▶ TASK ITEM
Within the listing below, locate all lines containing the word "true". Copy each one.

Start of RECORDS SHOWN

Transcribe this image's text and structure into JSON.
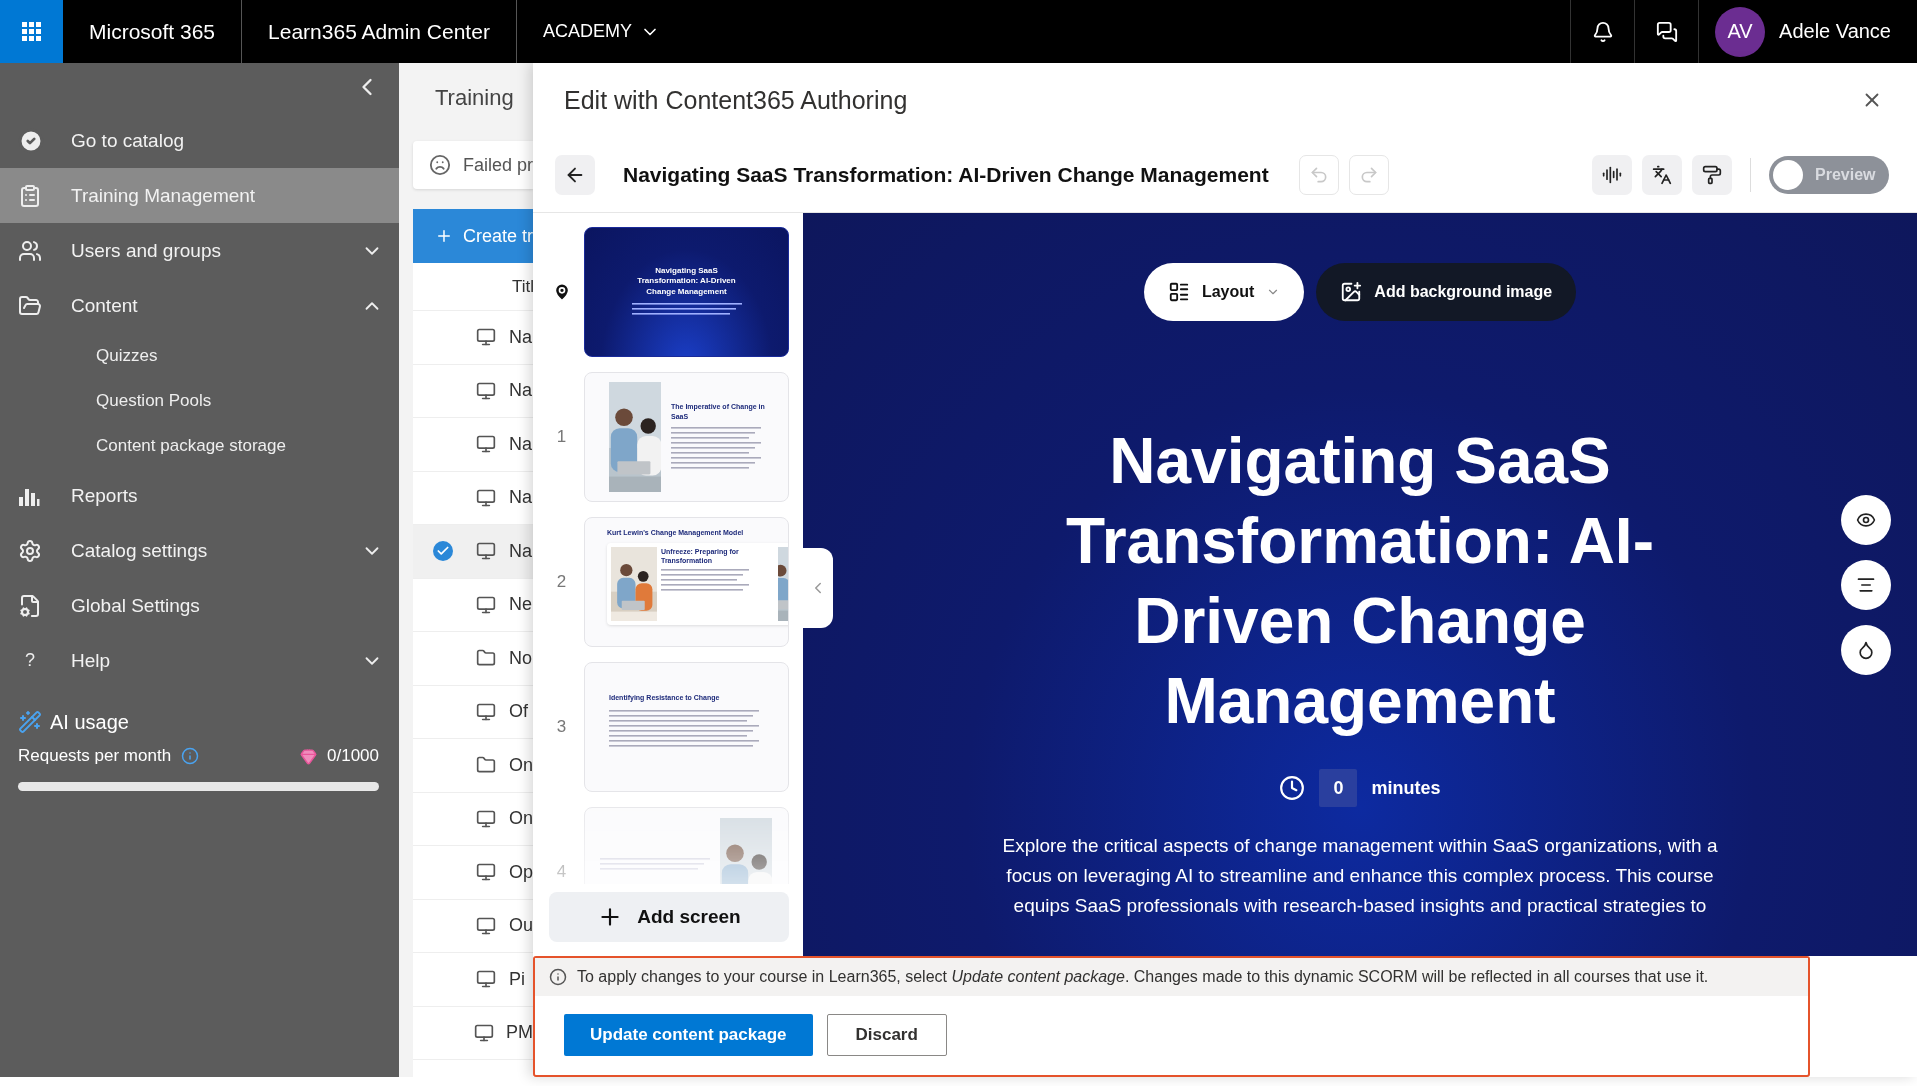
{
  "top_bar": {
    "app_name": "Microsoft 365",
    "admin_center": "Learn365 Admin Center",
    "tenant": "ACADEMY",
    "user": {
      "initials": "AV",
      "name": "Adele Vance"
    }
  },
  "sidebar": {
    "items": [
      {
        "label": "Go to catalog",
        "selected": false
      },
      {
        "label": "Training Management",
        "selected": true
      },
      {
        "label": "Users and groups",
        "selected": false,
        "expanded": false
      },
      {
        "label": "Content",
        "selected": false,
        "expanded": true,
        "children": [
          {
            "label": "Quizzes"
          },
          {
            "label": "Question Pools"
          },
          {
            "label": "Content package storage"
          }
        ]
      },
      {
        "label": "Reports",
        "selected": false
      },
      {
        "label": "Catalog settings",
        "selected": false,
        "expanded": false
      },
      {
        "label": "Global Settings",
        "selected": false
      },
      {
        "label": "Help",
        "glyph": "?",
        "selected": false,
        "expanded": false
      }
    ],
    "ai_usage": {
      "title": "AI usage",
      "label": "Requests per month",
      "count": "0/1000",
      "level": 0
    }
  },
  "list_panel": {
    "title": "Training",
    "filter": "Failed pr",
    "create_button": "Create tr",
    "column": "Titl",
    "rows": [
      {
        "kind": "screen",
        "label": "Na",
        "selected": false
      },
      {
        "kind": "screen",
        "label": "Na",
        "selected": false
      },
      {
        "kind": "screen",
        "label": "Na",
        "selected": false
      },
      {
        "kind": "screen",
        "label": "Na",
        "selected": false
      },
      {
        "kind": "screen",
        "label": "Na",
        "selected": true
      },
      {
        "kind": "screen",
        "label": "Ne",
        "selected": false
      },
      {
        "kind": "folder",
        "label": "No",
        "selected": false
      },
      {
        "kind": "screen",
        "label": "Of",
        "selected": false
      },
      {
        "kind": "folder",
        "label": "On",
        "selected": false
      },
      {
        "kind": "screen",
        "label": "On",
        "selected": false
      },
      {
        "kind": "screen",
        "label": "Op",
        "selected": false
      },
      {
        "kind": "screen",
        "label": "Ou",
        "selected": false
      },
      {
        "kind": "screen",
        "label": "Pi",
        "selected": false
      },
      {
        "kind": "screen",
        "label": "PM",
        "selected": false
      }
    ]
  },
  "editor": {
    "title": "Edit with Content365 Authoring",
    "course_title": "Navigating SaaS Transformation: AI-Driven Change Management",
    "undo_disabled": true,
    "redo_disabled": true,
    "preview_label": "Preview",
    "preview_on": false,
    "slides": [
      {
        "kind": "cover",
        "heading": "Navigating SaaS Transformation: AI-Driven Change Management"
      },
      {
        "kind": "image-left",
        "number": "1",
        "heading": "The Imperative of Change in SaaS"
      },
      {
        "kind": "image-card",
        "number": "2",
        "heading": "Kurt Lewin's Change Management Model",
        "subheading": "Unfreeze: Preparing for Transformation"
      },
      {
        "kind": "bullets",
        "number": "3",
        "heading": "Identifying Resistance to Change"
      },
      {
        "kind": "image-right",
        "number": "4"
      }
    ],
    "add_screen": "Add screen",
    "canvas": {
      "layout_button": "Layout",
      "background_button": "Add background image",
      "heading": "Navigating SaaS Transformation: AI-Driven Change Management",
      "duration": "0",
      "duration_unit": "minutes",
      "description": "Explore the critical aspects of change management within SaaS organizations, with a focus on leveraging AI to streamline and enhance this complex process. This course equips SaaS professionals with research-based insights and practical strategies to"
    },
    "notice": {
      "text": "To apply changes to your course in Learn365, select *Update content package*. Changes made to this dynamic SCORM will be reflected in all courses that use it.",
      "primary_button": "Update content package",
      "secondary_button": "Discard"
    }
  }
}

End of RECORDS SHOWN
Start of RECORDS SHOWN

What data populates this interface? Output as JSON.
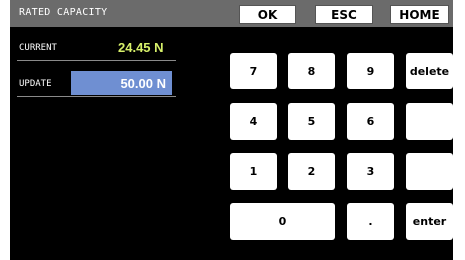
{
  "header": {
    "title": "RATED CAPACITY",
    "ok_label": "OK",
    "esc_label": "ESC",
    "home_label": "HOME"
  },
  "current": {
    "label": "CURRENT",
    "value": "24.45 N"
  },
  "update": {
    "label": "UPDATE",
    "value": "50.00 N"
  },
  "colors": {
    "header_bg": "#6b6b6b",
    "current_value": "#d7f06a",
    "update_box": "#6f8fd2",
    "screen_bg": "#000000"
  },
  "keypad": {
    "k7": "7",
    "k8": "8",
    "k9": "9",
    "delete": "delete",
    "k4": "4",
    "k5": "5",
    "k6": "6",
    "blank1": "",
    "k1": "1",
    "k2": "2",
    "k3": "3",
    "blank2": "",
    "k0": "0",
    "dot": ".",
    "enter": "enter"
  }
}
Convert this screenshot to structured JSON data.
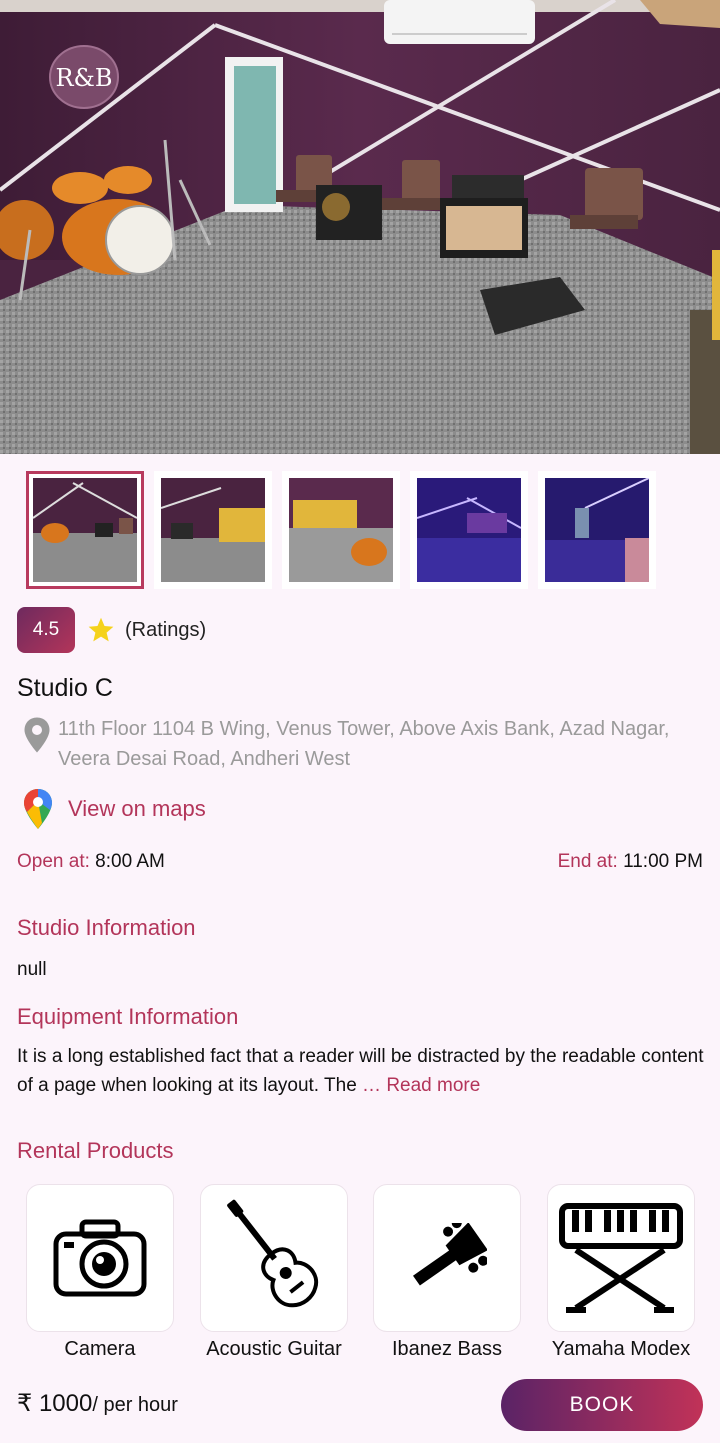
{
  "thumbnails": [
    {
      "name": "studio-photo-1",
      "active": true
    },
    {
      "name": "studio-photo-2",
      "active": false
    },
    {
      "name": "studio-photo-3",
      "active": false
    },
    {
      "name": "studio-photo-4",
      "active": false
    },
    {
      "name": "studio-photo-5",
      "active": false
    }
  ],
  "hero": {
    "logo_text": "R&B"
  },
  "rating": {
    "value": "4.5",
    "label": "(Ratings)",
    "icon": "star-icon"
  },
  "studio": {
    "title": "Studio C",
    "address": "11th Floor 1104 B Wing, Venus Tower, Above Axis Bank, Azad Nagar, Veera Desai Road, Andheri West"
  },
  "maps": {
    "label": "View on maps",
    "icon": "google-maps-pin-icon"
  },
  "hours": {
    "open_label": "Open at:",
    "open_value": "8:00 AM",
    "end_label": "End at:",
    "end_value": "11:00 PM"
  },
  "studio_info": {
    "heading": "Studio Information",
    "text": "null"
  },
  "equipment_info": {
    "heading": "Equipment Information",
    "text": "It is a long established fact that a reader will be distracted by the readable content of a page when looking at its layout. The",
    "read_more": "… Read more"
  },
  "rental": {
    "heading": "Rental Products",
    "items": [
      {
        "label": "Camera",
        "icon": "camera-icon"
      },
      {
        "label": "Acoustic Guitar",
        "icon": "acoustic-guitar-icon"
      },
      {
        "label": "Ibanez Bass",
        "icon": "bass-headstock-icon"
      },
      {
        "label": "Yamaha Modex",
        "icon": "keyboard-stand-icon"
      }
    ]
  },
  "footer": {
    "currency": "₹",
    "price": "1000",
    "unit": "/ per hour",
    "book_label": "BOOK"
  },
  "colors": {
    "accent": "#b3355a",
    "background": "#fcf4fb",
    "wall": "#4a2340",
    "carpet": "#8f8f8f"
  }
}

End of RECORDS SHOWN
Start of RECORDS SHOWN

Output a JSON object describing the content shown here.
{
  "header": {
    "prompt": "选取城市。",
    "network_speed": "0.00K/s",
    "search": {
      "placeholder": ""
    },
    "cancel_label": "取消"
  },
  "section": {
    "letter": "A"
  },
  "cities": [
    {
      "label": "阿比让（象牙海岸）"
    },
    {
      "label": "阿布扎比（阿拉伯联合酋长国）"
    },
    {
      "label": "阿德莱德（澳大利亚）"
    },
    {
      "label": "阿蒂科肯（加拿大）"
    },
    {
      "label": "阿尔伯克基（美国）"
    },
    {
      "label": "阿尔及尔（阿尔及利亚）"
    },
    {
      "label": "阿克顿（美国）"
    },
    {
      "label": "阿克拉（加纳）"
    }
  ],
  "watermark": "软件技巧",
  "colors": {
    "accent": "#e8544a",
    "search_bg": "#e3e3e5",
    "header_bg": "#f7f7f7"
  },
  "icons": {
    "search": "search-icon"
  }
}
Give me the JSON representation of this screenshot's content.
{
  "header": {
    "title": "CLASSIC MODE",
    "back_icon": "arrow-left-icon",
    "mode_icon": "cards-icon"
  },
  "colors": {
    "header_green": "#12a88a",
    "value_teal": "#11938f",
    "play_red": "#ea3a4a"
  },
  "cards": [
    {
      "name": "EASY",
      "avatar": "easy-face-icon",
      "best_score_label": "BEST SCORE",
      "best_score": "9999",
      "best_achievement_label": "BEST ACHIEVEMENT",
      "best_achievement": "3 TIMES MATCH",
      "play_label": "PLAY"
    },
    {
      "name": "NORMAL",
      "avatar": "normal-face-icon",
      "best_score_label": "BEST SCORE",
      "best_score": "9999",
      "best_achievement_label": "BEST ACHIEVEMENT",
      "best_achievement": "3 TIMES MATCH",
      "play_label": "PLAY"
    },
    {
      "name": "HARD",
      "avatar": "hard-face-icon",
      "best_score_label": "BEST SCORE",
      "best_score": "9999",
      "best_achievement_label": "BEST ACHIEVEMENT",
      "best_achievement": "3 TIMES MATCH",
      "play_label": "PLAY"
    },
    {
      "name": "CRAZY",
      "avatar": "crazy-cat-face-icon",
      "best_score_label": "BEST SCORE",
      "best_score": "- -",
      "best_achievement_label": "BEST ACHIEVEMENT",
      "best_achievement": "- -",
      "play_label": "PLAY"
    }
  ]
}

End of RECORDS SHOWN

▶ PROBLEM SOLUTION
        "selected": true
        "expanded": true,
        "selected": true
    "undo_disabled": true,
    "redo_disabled": true,
      "active": true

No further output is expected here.